What the POW campaign looks to really focus on as well, is promoting waves as a valuable resource. We have national parks that we can understand the value of, we can walk up Snowdonia, look around and be in awe of its beauty. If you turn up to the beach on the right day- the waves can be just as phenomenal. They are incredibly to the country, surfing brings around 16 million to Cornwall alone, and facilitates 1600 jobs all year round, and its relatively small region with about half a million people living here with limited industry, so that’s incredibly important. We see that it touches all the different corners of the country as well. Surprisingly there is a healthy surf scene in London, because it is so central, and surfers can escape to any coast healthy event when the surf’s good at any time.

What can people do to get involved and make a difference?

Sign the POW petition! We are aiming for a 100,000 signatures, and we need another 80,000 this year. Then, we’ll take it to Downing Street and call for a political debate into the value of waves, the environment and restricting those sewage discharges and marine litter. When we have that debate we can then look at reforming current legislation to ensure that the valuable surf spots and the environment are protected for this generation and for future generations to come.

You can also attend one of the many SAS Big Spring Beach Cleans near you this weekend, you can also check their Facebook page for more information.


Last Wednesday, I was lucky enough to join the Sock Mob on one of their weekly walks in central London. The name Sock Mob comes from when the group first started meeting and taking to the streets with socks to handout to the homeless of London.


There are still socks in abundance but also gloves, jumpers, hot drinks and food for anyone who wants it. The idea is that four groups meet in different parts of London at the same time and walk an area for a couple of hours spreading cheer, warmth and friendship to the homeless.

At Lush, we had supported the group over Christmas by collecting clothing and donations in all the London shops.

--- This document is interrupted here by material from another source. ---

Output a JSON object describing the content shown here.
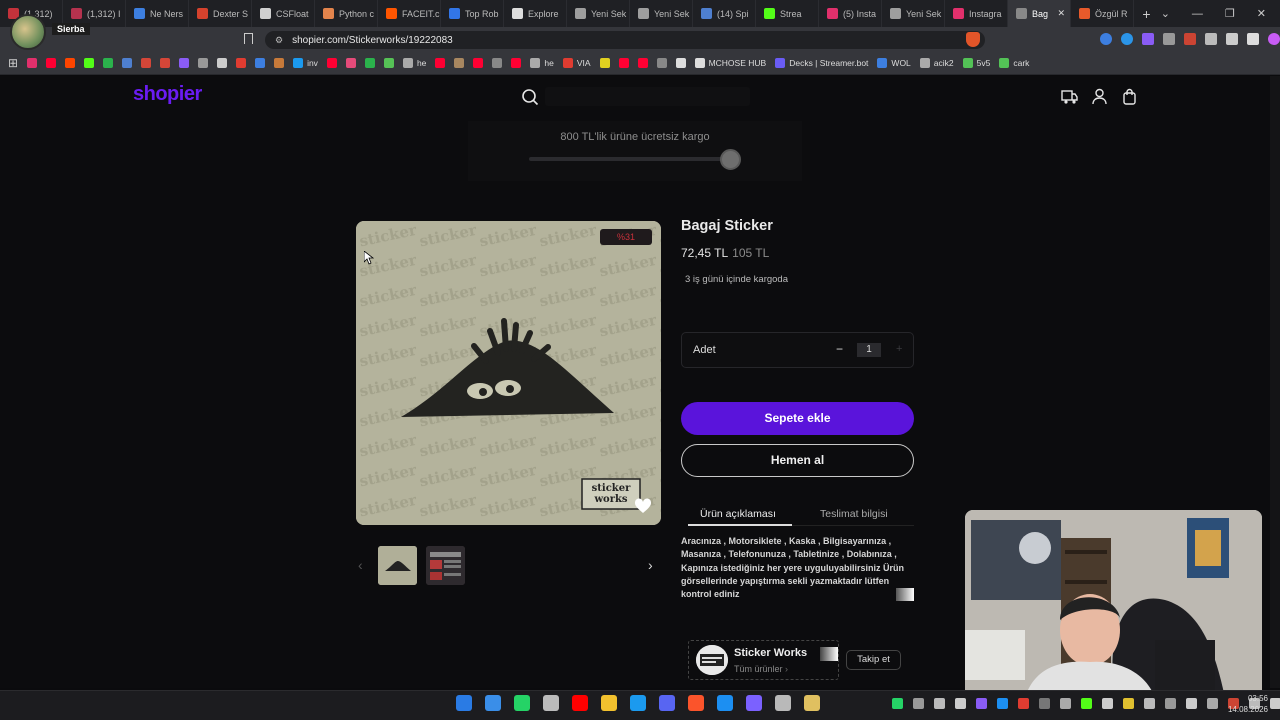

It had proved very popular with staff and customers but we had yet to embark on one of the mobbings (where donations are given out).

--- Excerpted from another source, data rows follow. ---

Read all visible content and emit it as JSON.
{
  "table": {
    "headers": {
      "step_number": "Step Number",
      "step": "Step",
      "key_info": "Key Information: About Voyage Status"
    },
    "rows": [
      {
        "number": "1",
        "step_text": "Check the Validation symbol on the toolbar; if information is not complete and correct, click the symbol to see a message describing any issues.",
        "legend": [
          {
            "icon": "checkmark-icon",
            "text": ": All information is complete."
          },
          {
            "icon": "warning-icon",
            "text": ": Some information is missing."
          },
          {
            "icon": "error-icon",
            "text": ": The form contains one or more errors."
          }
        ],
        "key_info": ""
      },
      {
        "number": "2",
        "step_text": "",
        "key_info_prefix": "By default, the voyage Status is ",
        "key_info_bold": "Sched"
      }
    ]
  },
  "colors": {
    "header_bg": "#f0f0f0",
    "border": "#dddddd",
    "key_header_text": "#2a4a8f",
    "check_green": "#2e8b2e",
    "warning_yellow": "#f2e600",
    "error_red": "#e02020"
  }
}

So it was that I waited patiently outside a large fastfood chain on the Strand and looked for likely fellow mobbers to emerge streetside. It didn’t take long before I met Richard and Richard – a SockMob regular and the Strand meet-up organiser, and then Robert and then Anna and then Mikey. All were very friendly, ladened with donations and eager to get going!

We made our way along the busy 7 O’clock Strand and headed towards Covent Garden. Despite this usually being an area where lots of street friends can usually be found, we failed to find anyone at first. Having been here quite a lot before I moved to London, it was noticeable how much the area has changed even in the last few years. There was a side-street that been roofed, swankified and made very private-looking. Everywhere looked forbidding and sanitized unless you had money to spend!

Later, we met a man behind the Royal Opera House who was very peacefully listening to the radio through headphones and looking after his two friends’ sleeping bags. He gratefully accepted a hot drink and a KitKat and chatted to us for a bit. He mentioned that the BAFTAs had happened in the opera house just that weekend and he had been cleared from his spot as the whole road was sealed off for security. Hardly surprising but also not the best advert for a British film industry so embracing of films like Slumdog Millionaire and Mike Leigh’s social realism.

As we walked towards theatreland, we met and struck up conversation with a few other guys on their own. I was surprised both by people’s openness and happy-go-lucky attitude. No one we spoke to seemed angry or resentful at their situation, inspite of the huge frustration that must go with trying to secure things like accommodation or a job.

Writing this, I realise it is impossible to generalise about those we met on the street. People’s stories were all very different and whether they choose to live on the street (as some do) or not, most appreciate a smile, a cup of tea or a chat like anyone else.

Sockmob do just this every week and you can join their meet up page here.